Abstract

http://ssrn.com/abstract=923579
 
 

Footnotes (38)



 


 



Sidestepping Lassiter on the Path to Civil Gideon: Civil Douglas


Steven D. Schwinn


John Marshall Law School (Chicago)


Clearinghouse Review, Vol. 40, No. 3-4, pp. 217-222, July-August 2006
U of Maryland Legal Studies Research Paper No. 2006-25

Abstract:     
Civil Gideon advocates have at each turn faced the scourge of Lassiter v. Dep't of Social Services, which established (apparently out of whole cloth) a presumption that indigent litigants are entitled to appointed counsel only when physical liberty is at stake. This article proposes side-stepping that presumption by seeking a right to counsel on appeal via Douglas v. California, not a right to counsel at trial via Gideon v. Wainwright. Once established, a civil right to counsel on appeal would presage the inevitable downfall of Lassiter and the establishment of Civil Gideon. This article poses the argument in federal constitutional terms not to support arguments in the federal courts (where recognition of a categorical civil right to counsel is unlikely), but rather to support arguments under state constitutions, which follow - and which are often more flexible than - the federal constitution.

Number of Pages in PDF File: 7

Keywords: Right to counsel, Gideon, Douglas, Lassiter

Accepted Paper Series


Download This Paper
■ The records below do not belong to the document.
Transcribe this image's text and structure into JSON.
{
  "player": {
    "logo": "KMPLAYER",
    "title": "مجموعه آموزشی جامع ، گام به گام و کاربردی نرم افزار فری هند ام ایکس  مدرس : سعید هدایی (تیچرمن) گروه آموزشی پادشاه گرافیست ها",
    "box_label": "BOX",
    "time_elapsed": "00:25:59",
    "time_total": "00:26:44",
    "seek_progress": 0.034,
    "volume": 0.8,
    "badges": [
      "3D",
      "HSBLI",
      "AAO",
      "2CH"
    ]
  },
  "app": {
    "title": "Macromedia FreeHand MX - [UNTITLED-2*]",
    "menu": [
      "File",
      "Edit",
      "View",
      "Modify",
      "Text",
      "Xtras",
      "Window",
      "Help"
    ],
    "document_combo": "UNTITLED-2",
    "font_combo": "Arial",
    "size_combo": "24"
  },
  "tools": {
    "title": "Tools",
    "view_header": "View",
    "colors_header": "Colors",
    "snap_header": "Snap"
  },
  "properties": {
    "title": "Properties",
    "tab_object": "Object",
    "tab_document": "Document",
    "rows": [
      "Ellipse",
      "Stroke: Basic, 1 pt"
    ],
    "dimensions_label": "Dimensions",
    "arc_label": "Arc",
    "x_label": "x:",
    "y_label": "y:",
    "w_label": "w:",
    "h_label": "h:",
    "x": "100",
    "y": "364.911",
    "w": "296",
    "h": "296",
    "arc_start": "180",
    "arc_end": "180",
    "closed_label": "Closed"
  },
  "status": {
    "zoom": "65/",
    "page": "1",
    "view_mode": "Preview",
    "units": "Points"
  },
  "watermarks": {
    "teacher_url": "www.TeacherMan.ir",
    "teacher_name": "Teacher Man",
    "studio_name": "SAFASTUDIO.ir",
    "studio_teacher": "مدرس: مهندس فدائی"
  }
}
Date posted: September 12, 2006  

Suggested Citation

Schwinn, Steven D., Sidestepping Lassiter on the Path to Civil Gideon: Civil Douglas. Clearinghouse Review, Vol. 40, No. 3-4, pp. 217-222, July-August 2006; U of Maryland Legal Studies Research Paper No. 2006-25. Available at SSRN: http://ssrn.com/abstract=923579

Contact Information

Steven D. Schwinn (Contact Author)
John Marshall Law School (Chicago) ( email )
315 South Plymouth Court
Chicago, IL 60604
United States
312.386.2865 (Phone)
Feedback to SSRN


Paper statistics
Abstract Views: 917
Downloads: 109
Download Rank: 147,474
Footnotes:  38

© 2014 Social Science Electronic Publishing, Inc. All Rights Reserved.  FAQ   Terms of Use   Privacy Policy   Copyright   Contact Us
This page was processed by apollo8 in 0.235 seconds